[Opening PROVIDED DATA section]

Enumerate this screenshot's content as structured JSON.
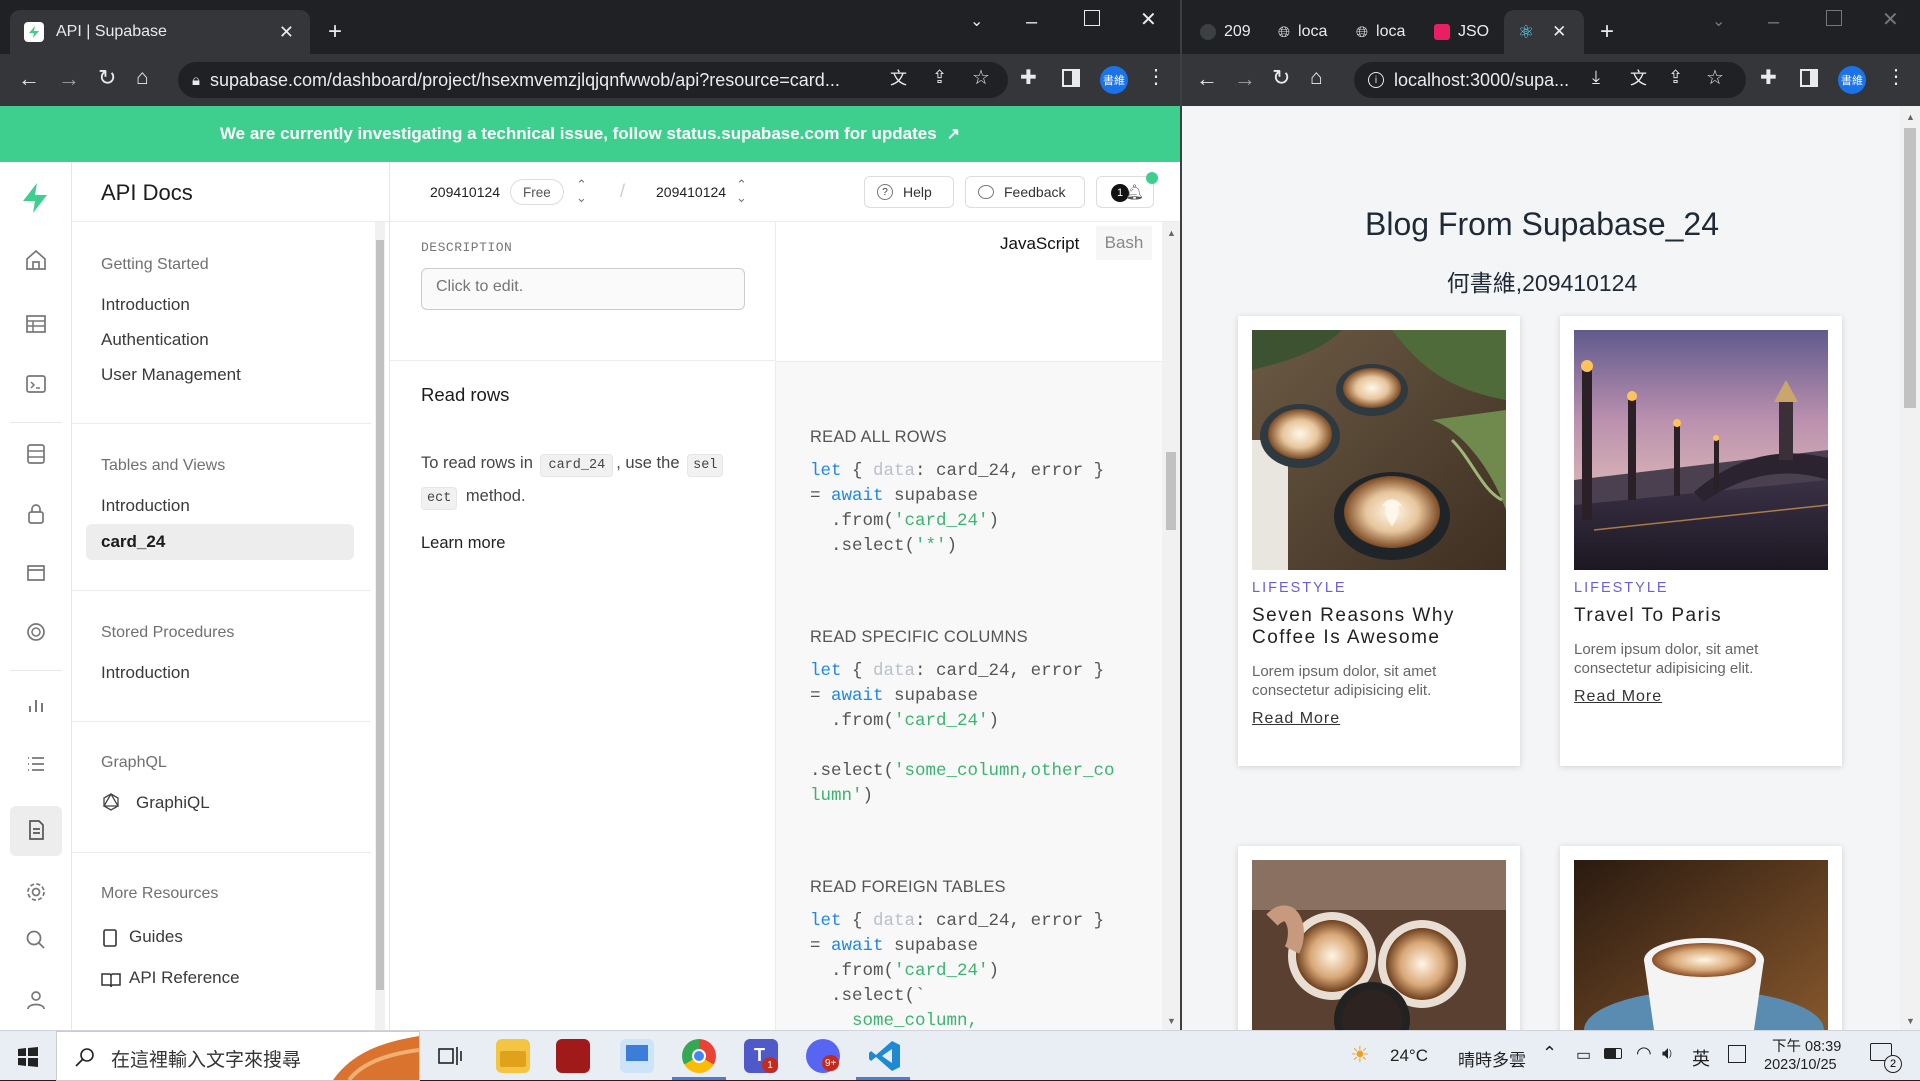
{
  "left_browser": {
    "tab_title": "API | Supabase",
    "url": "supabase.com/dashboard/project/hsexmvemzjlqjqnfwwob/api?resource=card...",
    "profile_badge": "書維"
  },
  "banner": {
    "text": "We are currently investigating a technical issue, follow status.supabase.com for updates"
  },
  "sidebar": {
    "title": "API Docs",
    "sections": [
      {
        "heading": "Getting Started",
        "items": [
          "Introduction",
          "Authentication",
          "User Management"
        ]
      },
      {
        "heading": "Tables and Views",
        "items": [
          "Introduction",
          "card_24"
        ]
      },
      {
        "heading": "Stored Procedures",
        "items": [
          "Introduction"
        ]
      },
      {
        "heading": "GraphQL",
        "items": [
          "GraphiQL"
        ]
      },
      {
        "heading": "More Resources",
        "items": [
          "Guides",
          "API Reference"
        ]
      }
    ]
  },
  "topbar": {
    "org": "209410124",
    "plan_badge": "Free",
    "project": "209410124",
    "help": "Help",
    "feedback": "Feedback",
    "notification_count": "1"
  },
  "docs": {
    "description_label": "DESCRIPTION",
    "description_placeholder": "Click to edit.",
    "section_title": "Read rows",
    "para_pre": "To read rows in",
    "table_code": "card_24",
    "para_mid": ", use the",
    "method_code_1": "sel",
    "method_code_2": "ect",
    "para_post": "method.",
    "learn_more": "Learn more"
  },
  "code_panel": {
    "lang_active": "JavaScript",
    "lang_other": "Bash",
    "read_all": "READ ALL ROWS",
    "read_specific": "READ SPECIFIC COLUMNS",
    "read_foreign": "READ FOREIGN TABLES"
  },
  "right_browser": {
    "tabs": [
      "209",
      "loca",
      "loca",
      "JSO",
      ""
    ],
    "url": "localhost:3000/supa...",
    "profile_badge": "書維"
  },
  "blog": {
    "title": "Blog From Supabase_24",
    "subtitle": "何書維,209410124",
    "cards": [
      {
        "category": "LIFESTYLE",
        "title": "Seven Reasons Why Coffee Is Awesome",
        "desc": "Lorem ipsum dolor, sit amet consectetur adipisicing elit.",
        "link": "Read More"
      },
      {
        "category": "LIFESTYLE",
        "title": "Travel To Paris",
        "desc": "Lorem ipsum dolor, sit amet consectetur adipisicing elit.",
        "link": "Read More"
      }
    ]
  },
  "taskbar": {
    "search_placeholder": "在這裡輸入文字來搜尋",
    "weather_temp": "24°C",
    "weather_desc": "晴時多雲",
    "ime": "英",
    "time": "下午 08:39",
    "date": "2023/10/25",
    "notif_count": "2",
    "teams_badge": "1",
    "discord_badge": "9+"
  },
  "colors": {
    "supabase_green": "#3ecf8e",
    "link_blue": "#1e88e5",
    "string_green": "#3cb371",
    "category_purple": "#6a5fd6"
  }
}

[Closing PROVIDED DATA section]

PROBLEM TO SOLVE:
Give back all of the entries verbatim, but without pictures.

SOLUTION FOR THIS PROBLEM:
Enumerate this screenshot's content as structured JSON.
{
  "left_browser": {
    "tab_title": "API | Supabase",
    "url": "supabase.com/dashboard/project/hsexmvemzjlqjqnfwwob/api?resource=card...",
    "profile_badge": "書維"
  },
  "banner": {
    "text": "We are currently investigating a technical issue, follow status.supabase.com for updates"
  },
  "sidebar": {
    "title": "API Docs",
    "sections": [
      {
        "heading": "Getting Started",
        "items": [
          "Introduction",
          "Authentication",
          "User Management"
        ]
      },
      {
        "heading": "Tables and Views",
        "items": [
          "Introduction",
          "card_24"
        ]
      },
      {
        "heading": "Stored Procedures",
        "items": [
          "Introduction"
        ]
      },
      {
        "heading": "GraphQL",
        "items": [
          "GraphiQL"
        ]
      },
      {
        "heading": "More Resources",
        "items": [
          "Guides",
          "API Reference"
        ]
      }
    ]
  },
  "topbar": {
    "org": "209410124",
    "plan_badge": "Free",
    "project": "209410124",
    "help": "Help",
    "feedback": "Feedback",
    "notification_count": "1"
  },
  "docs": {
    "description_label": "DESCRIPTION",
    "description_placeholder": "Click to edit.",
    "section_title": "Read rows",
    "para_pre": "To read rows in",
    "table_code": "card_24",
    "para_mid": ", use the",
    "method_code_1": "sel",
    "method_code_2": "ect",
    "para_post": "method.",
    "learn_more": "Learn more"
  },
  "code_panel": {
    "lang_active": "JavaScript",
    "lang_other": "Bash",
    "read_all": "READ ALL ROWS",
    "read_specific": "READ SPECIFIC COLUMNS",
    "read_foreign": "READ FOREIGN TABLES"
  },
  "right_browser": {
    "tabs": [
      "209",
      "loca",
      "loca",
      "JSO",
      ""
    ],
    "url": "localhost:3000/supa...",
    "profile_badge": "書維"
  },
  "blog": {
    "title": "Blog From Supabase_24",
    "subtitle": "何書維,209410124",
    "cards": [
      {
        "category": "LIFESTYLE",
        "title": "Seven Reasons Why Coffee Is Awesome",
        "desc": "Lorem ipsum dolor, sit amet consectetur adipisicing elit.",
        "link": "Read More"
      },
      {
        "category": "LIFESTYLE",
        "title": "Travel To Paris",
        "desc": "Lorem ipsum dolor, sit amet consectetur adipisicing elit.",
        "link": "Read More"
      }
    ]
  },
  "taskbar": {
    "search_placeholder": "在這裡輸入文字來搜尋",
    "weather_temp": "24°C",
    "weather_desc": "晴時多雲",
    "ime": "英",
    "time": "下午 08:39",
    "date": "2023/10/25",
    "notif_count": "2",
    "teams_badge": "1",
    "discord_badge": "9+"
  },
  "colors": {
    "supabase_green": "#3ecf8e",
    "link_blue": "#1e88e5",
    "string_green": "#3cb371",
    "category_purple": "#6a5fd6"
  }
}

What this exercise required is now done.